The strongest teaching of sacrifice and its philosophy found in the Holy Quran is, however, in the verse:
لَقَدۡ كَانَ لَكُمۡ فِيۡ رَسُوۡلِ اللّٰهِ اُسۡوَةٌ حَسَنَةٌ
“Verily, you have in the Prophet of Allah an excellent model.” (Ch.33: V.22)
If Allah prescribes the practices of the Holy Prophet, Muhammadsa as the best model for the believers, then Allah is undoubtedly asking for a life of sacrifice to live up to it.
A child born orphan, or, as some accounts suggest, became an orphan at a very early age, the Holy Prophetsa was to live a life of sacrifice from his birth to the time that he passed away. What kept him going, as is evident from his biographical accounts, was the sheer love of Allah the Almighty.
From his self-imposed solitude in the blossom of his youth to offering every belonging in the way of Allah, the Holy Prophet’s life is the epitome of both love and sacrifice.
It was quite natural for his wife to ask him why he stood in prayer all night long, even though he knew he was the beloved of Allah. His reply was, “Should I not be thankful for this great honour?”
Saying this, he continued to sacrifice his sleep – the only one thing that could bring him some comfort.

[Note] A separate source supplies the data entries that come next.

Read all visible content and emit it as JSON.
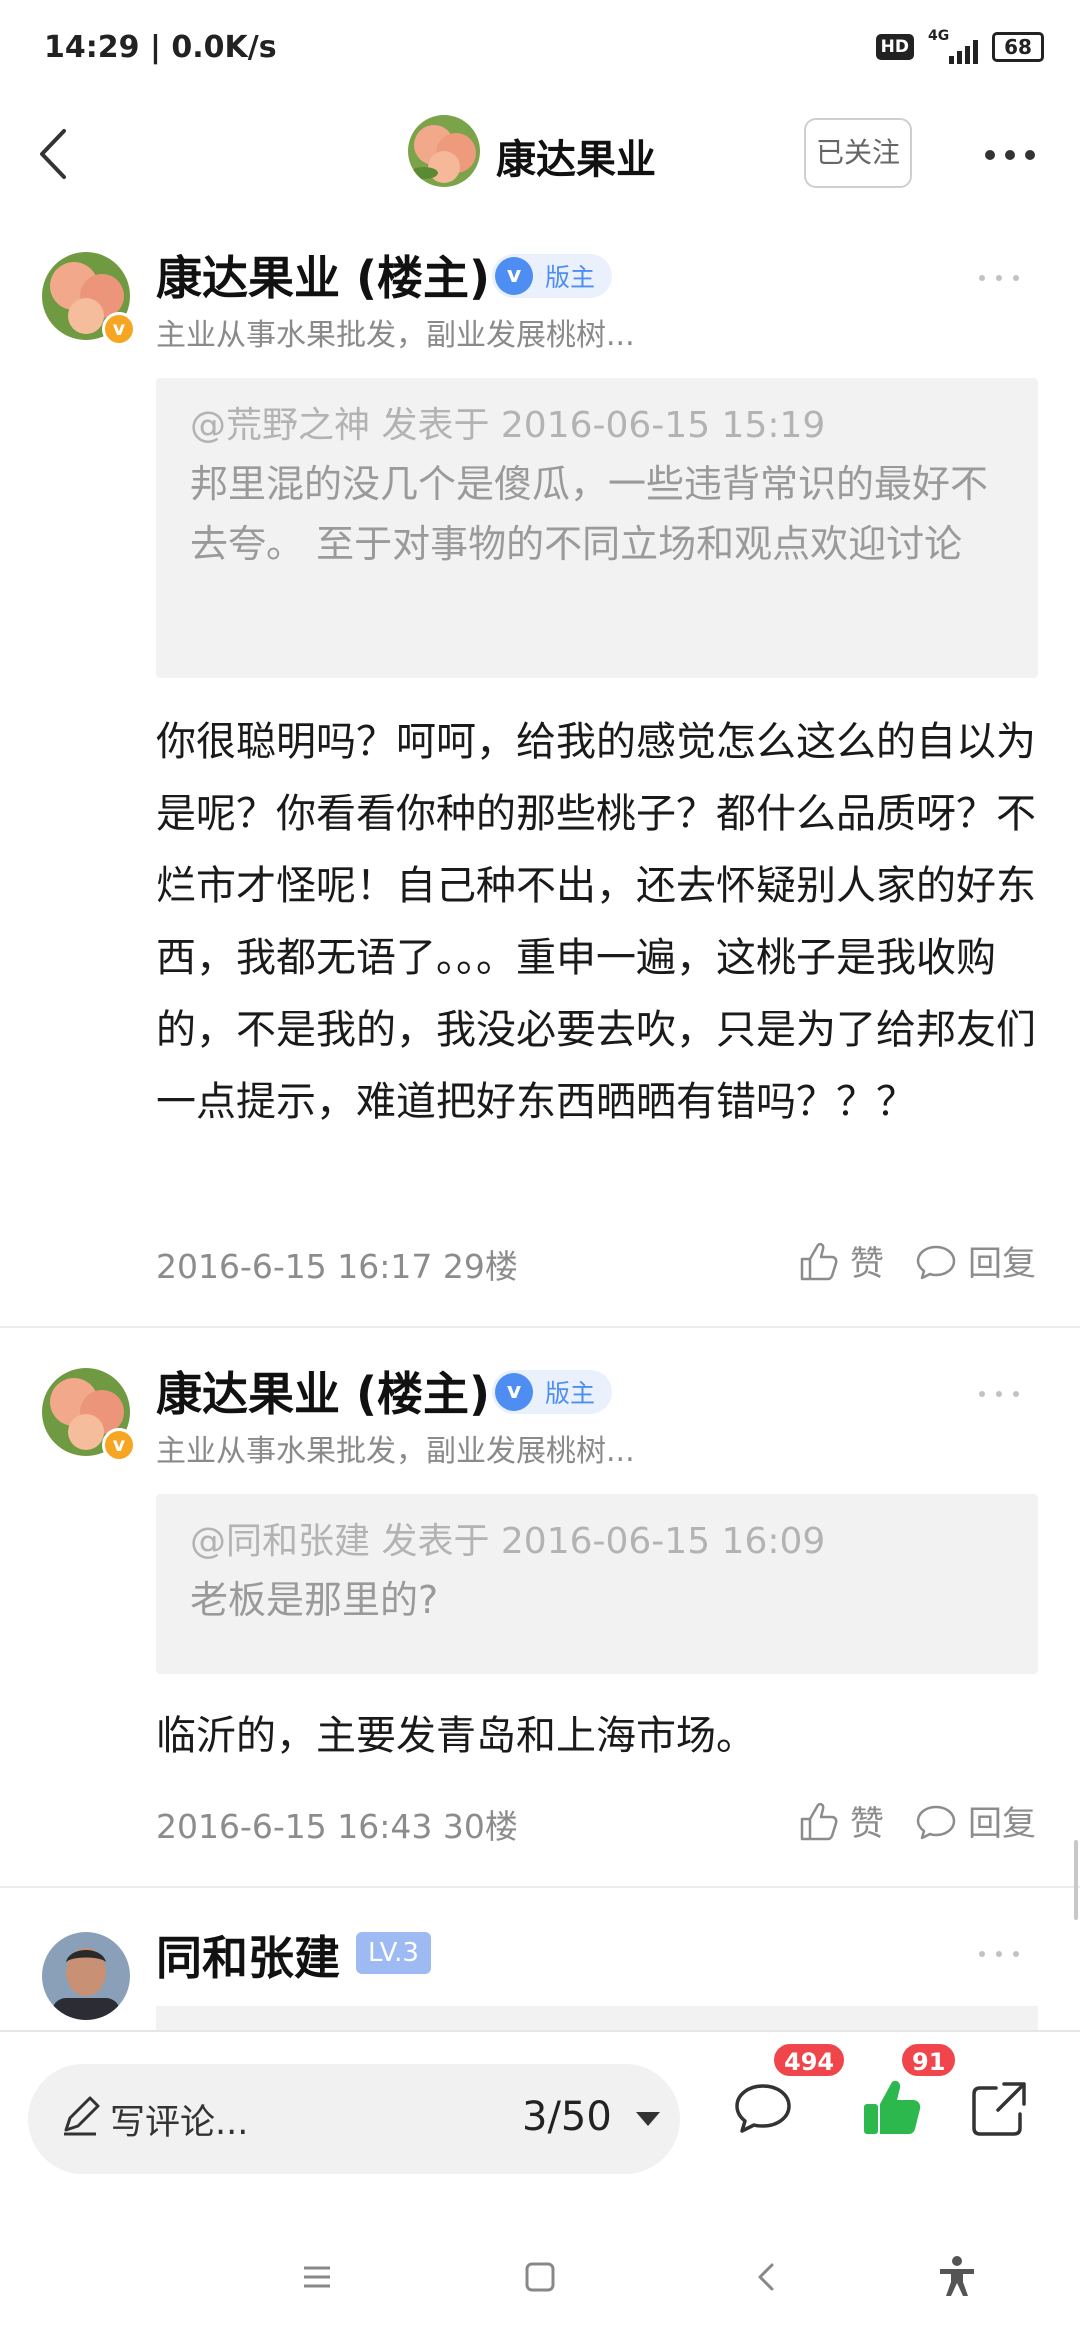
{
  "status_bar": {
    "time": "14:29 | 0.0K/s",
    "hd": "HD",
    "network": "4G",
    "battery": "68"
  },
  "nav": {
    "title": "康达果业",
    "follow_label": "已关注"
  },
  "posts": [
    {
      "author": "康达果业 (楼主)",
      "role_badge": "版主",
      "bio": "主业从事水果批发，副业发展桃树...",
      "quote_head": "@荒野之神 发表于 2016-06-15 15:19",
      "quote_body": "邦里混的没几个是傻瓜，一些违背常识的最好不去夸。 至于对事物的不同立场和观点欢迎讨论",
      "body": "你很聪明吗？呵呵，给我的感觉怎么这么的自以为是呢？你看看你种的那些桃子？都什么品质呀？不烂市才怪呢！自己种不出，还去怀疑别人家的好东西，我都无语了。。。重申一遍，这桃子是我收购的，不是我的，我没必要去吹，只是为了给邦友们一点提示，难道把好东西晒晒有错吗？？？",
      "meta": "2016-6-15 16:17  29楼",
      "like_label": "赞",
      "reply_label": "回复"
    },
    {
      "author": "康达果业 (楼主)",
      "role_badge": "版主",
      "bio": "主业从事水果批发，副业发展桃树...",
      "quote_head": "@同和张建 发表于 2016-06-15 16:09",
      "quote_body": "老板是那里的?",
      "body": "临沂的，主要发青岛和上海市场。",
      "meta": "2016-6-15 16:43  30楼",
      "like_label": "赞",
      "reply_label": "回复"
    },
    {
      "author": "同和张建",
      "level_badge": "LV.3"
    }
  ],
  "bottom_bar": {
    "comment_placeholder": "写评论...",
    "page_indicator": "3/50",
    "comment_count": "494",
    "like_count": "91"
  },
  "colors": {
    "accent_blue": "#4e8ef2",
    "badge_red": "#f0454a",
    "like_green": "#2db84d",
    "level_blue": "#9dbbf2"
  },
  "icons": [
    "back-icon",
    "more-icon",
    "like-icon",
    "reply-icon",
    "pencil-icon",
    "comment-icon",
    "thumbs-up-icon",
    "share-icon",
    "menu-icon",
    "home-icon",
    "back-nav-icon",
    "accessibility-icon"
  ]
}
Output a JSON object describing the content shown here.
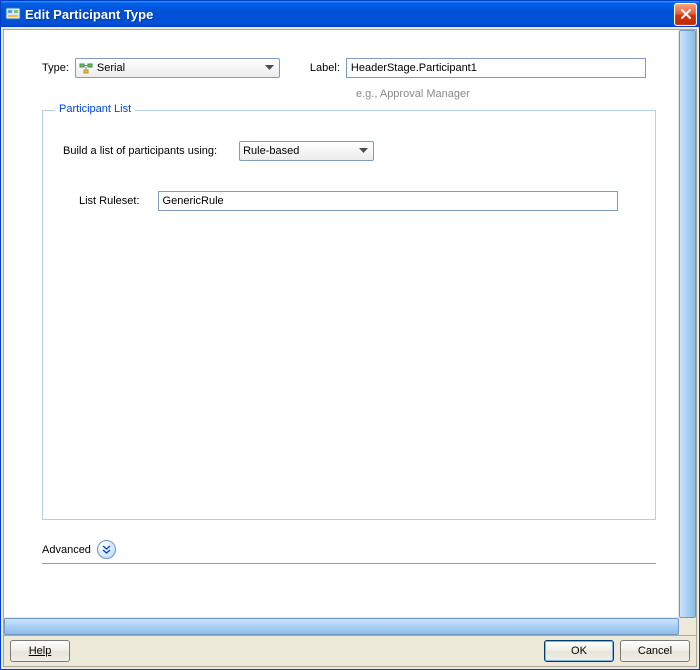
{
  "window": {
    "title": "Edit Participant Type"
  },
  "form": {
    "type_label": "Type:",
    "type_value": "Serial",
    "label_label": "Label:",
    "label_value": "HeaderStage.Participant1",
    "label_hint": "e.g., Approval Manager"
  },
  "participant_list": {
    "legend": "Participant List",
    "build_label": "Build a list of participants using:",
    "build_value": "Rule-based",
    "ruleset_label": "List Ruleset:",
    "ruleset_value": "GenericRule"
  },
  "advanced": {
    "label": "Advanced"
  },
  "buttons": {
    "help": "Help",
    "ok": "OK",
    "cancel": "Cancel"
  }
}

We find debates around a statement attributed to the Holy Prophetsa where he said:
انا ابن الذبيحين
“I am the son of two slaughters”. Some experts in authenticity of hadith reject it on the basis of weak links in the chain of its narration; others accept it as authentic for having appeared in the works of Muhammad ibn Jarir al-Tabari, Ibn Kathir and Qurtubi. The background, however, is interesting to note before we conclude this piece.
Legend has it, as recorded by the likes of Ibn Ishaq, Ibn Hisham and Ibn Saad, that Abdul Muttalib had vowed to sacrifice one of his sons in the way of God. He cast a lot to choose the son to be sacrificed from his 10 sons (or eight according to some). The lot fell on Abdullah, the father-to-be of Prophet Muhammadsa.
Relatives and well-wishers advised that he sacrificed camels in lieu of his son and, thus, it is said that Abdul Muttalib sacrificed 100 (some suggest 300) camels; hence was saved the life of Hazrat Abdullah.
The other “slaughter” this tradition refers to is that of Hazrat Ishmaelas, from whose progeny the Holy Prophetsa belonged.
Not being in our scope to testify the authenticity of ahadith, we can, however, testify that the whole life of the Holy Prophetsa was laden with sacrifices.
His life was to be mirrored in the Latter Days in the Promised Messiahas, who, as we know, lived a life of sacrifice. The Promised Messiah, Hazrat Mirza Ghulam Ahmadas, to bring success to the mission of the Holy Prophetsa, sacrificed his wealth, time, honour, rest and peace; all for the love of his holy master, Hazrat Muhammad Mustafasa.
Then followed Khilafat-e-Ahmadiyya where every Khalifa sacrificed every fibre of their being in the way of Allah. Calling for the same, they have always led by example.
The Eid sermon we listened to on Wednesday was by a man who is sacrifice personified. From devoting his life to Islam Ahmadiyyat in the prime of his youth, to working under extremely challenging circumstances for the cause of Islam to sacrificing his sleep for the love of Allah the Almighty and for the people he knows are the last “Jamaat” to be divinely established.
We all express our love for our beloved Imam, Hazrat Mirza Masroor Ahmadaa. We all pledge to sacrifice anything and everything for him. But what do we actually sacrifice for the grand cause that he is the commander of?
Every one of us will have their own answers.
May Allah enable us to understand the call-of-the-time by the Khalifa-of-the-time and may we all be able to offer everything dear to us to nurture the love that we claim to have for Hazrat Khalifatul Masihaa, the Promised Messiahas, the Holy Prophetsa – a chain of love leading ultimately to Allah the Almighty.
(By Asif M Basit, London)